But there’s the rather sensitive sticking point of fanfiction. Maybe your executor isn’t someone you want reading your embarrassing works, which you were only comfortable sharing with anonymous people online instead of the aunt who knew you when you were in diapers. Even if you’re not leery of having the person responsible for selling your possessions handle your Transformers fics, they won’t necessarily be a fan of the same things you were and won’t understand exactly what to do with your stuff.

Enter the fannish next of kin. They’ll understand which fics you wanted deleted and which fics you were okay with leaving for future generations to peruse (and maybe laugh at). It’s a nice idea, and it’s one I’m glad Archive of Our Own came up with.

For myself, as someone who’s studied history I say preserve my fics until the heat death of the universe. I admit that they aren’t great literature, but there’s something to be learned even from the most unassuming of writings – linguistic quirks, the zeitgeist of a specific era, how ideas are propagated, and many more things I am unable to imagine.

Enjoy my fics, future people. I poured my heart and soul into them, once upon a time.

Our enemy is our lack of funding

You may know that Studio Trigger went to Kickstarter to fund a new installment for their anime, Little Witch Academia. It seems other studios have followed in their wake, with Under the Dog being the next anime to join the crowdfunding ranks.

I’m cautiously optimistic about this turn in the industry but not overly enthused. There’s a chance that studios will end up marketing to ever smaller niches, for example.

Of course, there’s also no guarantee of quality or originality. This Under the Dog thing is apparently about child soldiers drafted by the UN, for instance. I’ll wait until the reviews come in, but I’ll keep an eye out in the meantime.

How Crunchyroll works

So, Crunchyroll: you pay the subscription fee and you get to watch the shows in the catalogue that are licensed in your region, right? Simple enough. But how exactly is your money divvied up among the different studios whose work Crunchyroll streams?

Apparently, your subscription fee is allocated according to the anime you watch. Quoth Crunchyroll’s CEO, “[T]he money is split proportionately among those shows depending on which ones you watch the most”.

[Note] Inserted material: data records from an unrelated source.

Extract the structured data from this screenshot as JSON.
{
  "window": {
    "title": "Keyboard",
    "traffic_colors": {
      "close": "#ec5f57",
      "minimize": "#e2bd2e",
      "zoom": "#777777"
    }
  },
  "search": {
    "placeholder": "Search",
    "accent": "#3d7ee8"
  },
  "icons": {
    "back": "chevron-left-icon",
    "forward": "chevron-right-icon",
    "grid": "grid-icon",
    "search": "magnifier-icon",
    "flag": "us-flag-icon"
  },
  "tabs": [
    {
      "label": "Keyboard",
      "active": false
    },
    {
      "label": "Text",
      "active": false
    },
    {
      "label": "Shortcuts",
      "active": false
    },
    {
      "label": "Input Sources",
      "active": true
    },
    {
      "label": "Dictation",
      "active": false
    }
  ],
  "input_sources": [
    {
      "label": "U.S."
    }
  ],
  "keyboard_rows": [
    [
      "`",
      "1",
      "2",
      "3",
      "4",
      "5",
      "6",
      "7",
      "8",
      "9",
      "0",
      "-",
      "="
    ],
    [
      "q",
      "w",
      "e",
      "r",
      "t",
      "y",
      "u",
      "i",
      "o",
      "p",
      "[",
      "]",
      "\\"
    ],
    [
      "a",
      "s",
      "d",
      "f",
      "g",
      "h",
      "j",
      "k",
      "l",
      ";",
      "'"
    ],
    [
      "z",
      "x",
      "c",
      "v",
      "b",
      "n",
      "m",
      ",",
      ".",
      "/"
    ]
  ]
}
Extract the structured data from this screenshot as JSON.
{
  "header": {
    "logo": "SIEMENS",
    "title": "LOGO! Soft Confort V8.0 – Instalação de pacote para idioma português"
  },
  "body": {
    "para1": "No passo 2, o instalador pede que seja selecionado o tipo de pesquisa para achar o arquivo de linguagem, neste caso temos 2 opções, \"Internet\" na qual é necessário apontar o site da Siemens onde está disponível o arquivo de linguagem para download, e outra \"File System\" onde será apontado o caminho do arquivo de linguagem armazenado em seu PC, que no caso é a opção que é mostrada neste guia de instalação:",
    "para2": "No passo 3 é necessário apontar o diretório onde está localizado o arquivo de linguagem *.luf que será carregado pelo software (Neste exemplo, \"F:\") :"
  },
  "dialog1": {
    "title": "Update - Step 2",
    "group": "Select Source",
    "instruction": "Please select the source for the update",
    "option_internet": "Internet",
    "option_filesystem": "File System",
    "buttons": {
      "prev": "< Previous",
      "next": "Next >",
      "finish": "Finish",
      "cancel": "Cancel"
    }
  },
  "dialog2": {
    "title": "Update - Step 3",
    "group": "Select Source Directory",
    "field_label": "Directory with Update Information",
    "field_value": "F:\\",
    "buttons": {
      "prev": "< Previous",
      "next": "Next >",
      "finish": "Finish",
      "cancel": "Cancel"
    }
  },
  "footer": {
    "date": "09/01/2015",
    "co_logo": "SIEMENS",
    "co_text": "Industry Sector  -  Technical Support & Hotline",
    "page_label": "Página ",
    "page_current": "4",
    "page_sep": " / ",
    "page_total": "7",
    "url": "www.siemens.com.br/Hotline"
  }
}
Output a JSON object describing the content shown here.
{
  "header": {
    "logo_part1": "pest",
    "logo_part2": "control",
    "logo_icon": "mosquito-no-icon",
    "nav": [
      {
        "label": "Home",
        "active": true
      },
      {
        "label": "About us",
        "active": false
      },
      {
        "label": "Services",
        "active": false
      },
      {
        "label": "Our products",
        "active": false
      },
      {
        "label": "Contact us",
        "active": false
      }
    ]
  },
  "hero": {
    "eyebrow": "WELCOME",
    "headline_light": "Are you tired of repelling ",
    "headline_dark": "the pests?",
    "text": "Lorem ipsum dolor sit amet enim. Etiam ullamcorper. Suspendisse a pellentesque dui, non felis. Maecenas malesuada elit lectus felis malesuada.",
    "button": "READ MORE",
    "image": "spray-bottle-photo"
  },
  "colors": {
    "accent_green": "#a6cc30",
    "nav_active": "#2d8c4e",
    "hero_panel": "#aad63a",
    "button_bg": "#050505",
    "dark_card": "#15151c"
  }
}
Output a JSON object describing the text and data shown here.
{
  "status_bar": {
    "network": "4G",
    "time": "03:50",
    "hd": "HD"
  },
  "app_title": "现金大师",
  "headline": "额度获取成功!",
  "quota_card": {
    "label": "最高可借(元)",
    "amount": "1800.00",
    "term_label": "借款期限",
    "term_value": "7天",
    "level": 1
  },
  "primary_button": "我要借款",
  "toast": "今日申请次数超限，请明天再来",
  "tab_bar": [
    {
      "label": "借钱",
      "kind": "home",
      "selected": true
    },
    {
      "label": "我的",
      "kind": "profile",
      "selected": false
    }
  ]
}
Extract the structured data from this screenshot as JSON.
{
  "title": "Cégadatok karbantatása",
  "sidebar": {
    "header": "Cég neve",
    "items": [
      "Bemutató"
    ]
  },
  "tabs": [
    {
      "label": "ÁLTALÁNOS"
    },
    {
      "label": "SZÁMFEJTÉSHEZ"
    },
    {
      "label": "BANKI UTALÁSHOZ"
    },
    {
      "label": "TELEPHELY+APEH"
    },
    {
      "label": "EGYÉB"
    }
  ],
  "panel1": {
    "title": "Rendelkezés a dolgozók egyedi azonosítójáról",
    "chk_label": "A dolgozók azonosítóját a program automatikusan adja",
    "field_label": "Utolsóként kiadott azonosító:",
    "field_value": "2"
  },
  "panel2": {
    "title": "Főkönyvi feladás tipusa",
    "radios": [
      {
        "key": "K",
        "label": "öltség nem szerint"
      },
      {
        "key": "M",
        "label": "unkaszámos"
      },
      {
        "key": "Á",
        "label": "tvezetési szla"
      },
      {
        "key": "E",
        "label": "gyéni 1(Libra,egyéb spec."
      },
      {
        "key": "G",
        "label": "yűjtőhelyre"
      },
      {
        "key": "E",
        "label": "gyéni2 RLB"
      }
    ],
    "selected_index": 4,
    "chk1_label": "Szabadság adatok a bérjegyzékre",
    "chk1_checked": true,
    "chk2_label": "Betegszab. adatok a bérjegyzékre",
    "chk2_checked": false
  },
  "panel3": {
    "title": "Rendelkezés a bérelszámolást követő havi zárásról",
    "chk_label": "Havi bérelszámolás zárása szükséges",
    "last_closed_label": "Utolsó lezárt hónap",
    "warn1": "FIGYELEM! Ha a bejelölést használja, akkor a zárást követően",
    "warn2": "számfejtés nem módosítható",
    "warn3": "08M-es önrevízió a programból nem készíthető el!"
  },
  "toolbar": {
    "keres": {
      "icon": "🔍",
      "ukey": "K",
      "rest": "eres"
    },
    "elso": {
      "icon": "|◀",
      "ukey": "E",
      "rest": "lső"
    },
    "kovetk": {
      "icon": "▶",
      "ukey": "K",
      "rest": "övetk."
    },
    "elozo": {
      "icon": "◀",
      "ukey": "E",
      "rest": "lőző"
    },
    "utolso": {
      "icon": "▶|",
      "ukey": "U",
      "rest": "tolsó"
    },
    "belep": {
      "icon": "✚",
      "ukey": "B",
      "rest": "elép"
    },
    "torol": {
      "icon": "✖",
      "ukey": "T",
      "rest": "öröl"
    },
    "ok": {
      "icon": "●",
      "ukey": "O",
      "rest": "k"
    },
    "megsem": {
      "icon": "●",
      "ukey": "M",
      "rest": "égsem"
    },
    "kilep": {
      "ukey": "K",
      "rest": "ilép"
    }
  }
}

What this means for me, personally, is that I’ve paid money to support right wing military porn, a show about Lovecraftian monsters if they were teenage lesbians, and one where antisocial shut-ins prove their superiority as leaders and as human beings.

Sorry, everyone. I’m the reason the industry sucks.

KISS discovers anime

Via Crunchyroll, it seems that Gene Simmons of the obscure indie band KISS has discovered anime. Specifically, he discovered LoveLive!, which seems to be about high school girls forming a pop group to save their school from dissolution. The particular screenshot which piqued Monsieur Simmons’ curiosity was from an episode where the characters dress up as a certain group of white-faced leather queens.

Gene Simmons tweeting a screencap of the characters of Love Live in KISS makeup asking,

Of the anime I have nothing to say, as I’ve never seen it and I’m getting moe* vibes from the summary. I do find it hilarious that when Simmons asked Twitter where a screenshot of the anime was from, one smartass gave him the name of a pornographic direct to video series about underage male crossdressers.

We now return to your regularly scheduled program.

*Moe: slang term for a subgenre of anime and manga. I would define it as the fetishization of female helplessness, which is exactly as off-putting as it sounds.